MASN’s Roch Kubatko is reporting that the Orioles have “some level” of interest in free agent outfielder Denard Span. The Nationals did not make a $15.8 million qualifying offer to Span, which means he doesn’t come attached with draft pick compensation unlike other free agents such as Alex Gordon and Dexter Fowler.

Span, who turns 32 in February, hit a solid .301/.365/.431 with five home runs, 22 RBI, 38 runs scored, and 11 stolen bases, but took only 275 plate appearances due to back and hip injuries. He underwent season-ending hip surgery in September but is expected to be ready to participate in spring training.

The Mets and Royals have also reportedly shown interest in Span’s services.

Blue Jays showing interest in Ryan Madson

Ryan Madson
AP Photo/Orlin Wagner
1 Comment

ESPN’s Jerry Crasnick reports that the Blue Jays are on the prowl for relievers with closing experience. Ryan Madson is one of the names on their list.

Madson, 35, had a career rebirth with the Royals in 2015. He signed a minor league deal with the club that paid him a salary of $850,000 if he made it back to the majors. Due to a plethora of arm injuries, Madson hadn’t pitched in the majors since Game 5 of the 2011 NLDS against the Cardinals as a member of the Phillies. For the Royals, he wound up becoming a crucial member of the bullpen, finishing with a 2.13 ERA and a 58/14 K/BB ratio over 63 1/3 innings.

While Madson allowed five runs in 8 1/3 post-season innings, he pitched well when it mattered most, as he hurled three scoreless frames in three appearances in the World Series against the Mets.

Madson has closing experience, with 55 career saves. 32 of them came in 2011 when he took over the closer’s role from Brad Lidge.

After signing Marco Estrada and J.A. Happ, and trading for Jesse Chavez, the Jays have bolstered their rotation but it was reported on Saturday that interim GM Tony LaCava is still focused on upgrading the pitching staff.

Trevor Cahill considering the Pirates as a potential destination

Trevor Cahill
AP Photo/Paul Beaty

ESPN’s Buster Olney reports that free agent pitcher Trevor Cahill is looking for a one-year, bounce-back deal. The Pirates are one of the potential teams he is considering.

It’s no surprise that the Pirates are on Cahill’s list. Pirates pitching coach Ray Searage has garnered a reputation as a miracle worker after turning around the careers of a handful of pitchers, including Edinson Volquez, Francisco Liriano, and J.A. Happ. Volquez parlayed a one-year, $5 million deal with the Pirates into a two-year, $20 million deal with the Royals last December. Liriano signed with the Pirates on a one-year, $1 million contract and turned that into a three-year, $39 million deal.

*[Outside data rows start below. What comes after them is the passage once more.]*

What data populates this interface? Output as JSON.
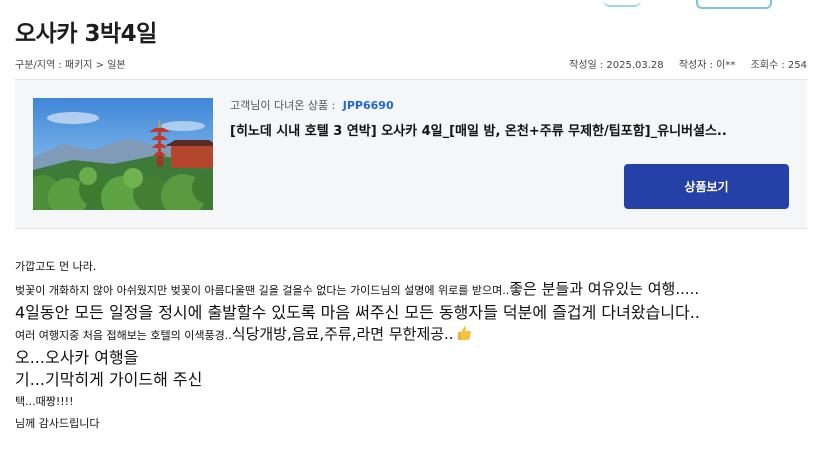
{
  "page": {
    "title": "오사카 3박4일"
  },
  "meta": {
    "breadcrumb": "구분/지역 : 패키지 > 일본",
    "date": "작성일 : 2025.03.28",
    "author": "작성자 : 이**",
    "views": "조회수 : 254"
  },
  "product": {
    "label": "고객님이 다녀온 상품 :",
    "code": "JPP6690",
    "name": "[히노데 시내 호텔 3 연박] 오사카 4일_[매일 밤, 온천+주류 무제한/팁포함]_유니버셜스..",
    "button_label": "상품보기",
    "image_icon": "kiyomizu-pagoda-photo"
  },
  "review": {
    "line1": "가깝고도 먼 나라.",
    "line2_small": "벚꽃이 개화하지 않아 아쉬웠지만 벚꽃이 아름다울땐 길을 걸을수 없다는 가이드님의 설명에 위로를 받으며..",
    "line2_large": "좋은 분들과 여유있는 여행.....",
    "line3": "4일동안 모든 일정을 정시에 출발할수 있도록 마음 써주신 모든 동행자들 덕분에 즐겁게 다녀왔습니다..",
    "line4_small": "여러 여행지중 처음 접해보는 호텔의 이색풍경..",
    "line4_large": "식당개방,음료,주류,라면 무한제공..",
    "line4_icon": "thumbs-up-icon",
    "line5": "오...오사카 여행을",
    "line6": "기...기막히게 가이드해 주신",
    "line7": "택...때짱!!!!",
    "line8": "님께 감사드립니다"
  },
  "colors": {
    "accent": "#2540a6",
    "code": "#1f66d6",
    "panel": "#f5f6f8"
  }
}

Happ, dealt to the Pirates from the Mariners at the most recent trade deadline, just signed a three-year, $39 million contract with the Blue Jays.

Cahill, once a highly-regarded pitching prospect, has scuffled over parts of seven seasons in the majors. The 27-year-old owns a career 4.13 ERA with a 754/427 K/BB ratio in 1,083 2/3 innings. Cahill had some brief success after signing with the Cubs as a free agent in mid-August, compiling a 2.12 ERA in 11 appearances out of the bullpen.

Blue Jays narrow GM search to two candidates: Tony LaCava and Ross Atkins

Tony LaCava
AP Photo/Wilfredo Lee

Jon Heyman of CBS Sports reports that the Blue Jays have narrowed their search for a new general manager down to two candidates: current interim GM Tony LaCava, and Indians vice president of player personnel Ross Atkins. Former Jays GM Alex Anthopoulos resigned last month.

LaCava was promoted to interim GM on November 2 and has already made a handful of moves along with new president Mark Shapiro. The club acquired Jesse Chavez in a trade and signed pitchers Marco Estrada and J.A. Happ to multi-year deals.

Atkins worked under Shapiro in the Indians organization for 15 seasons, so it is no surprise that he is a finalist for the open GM position.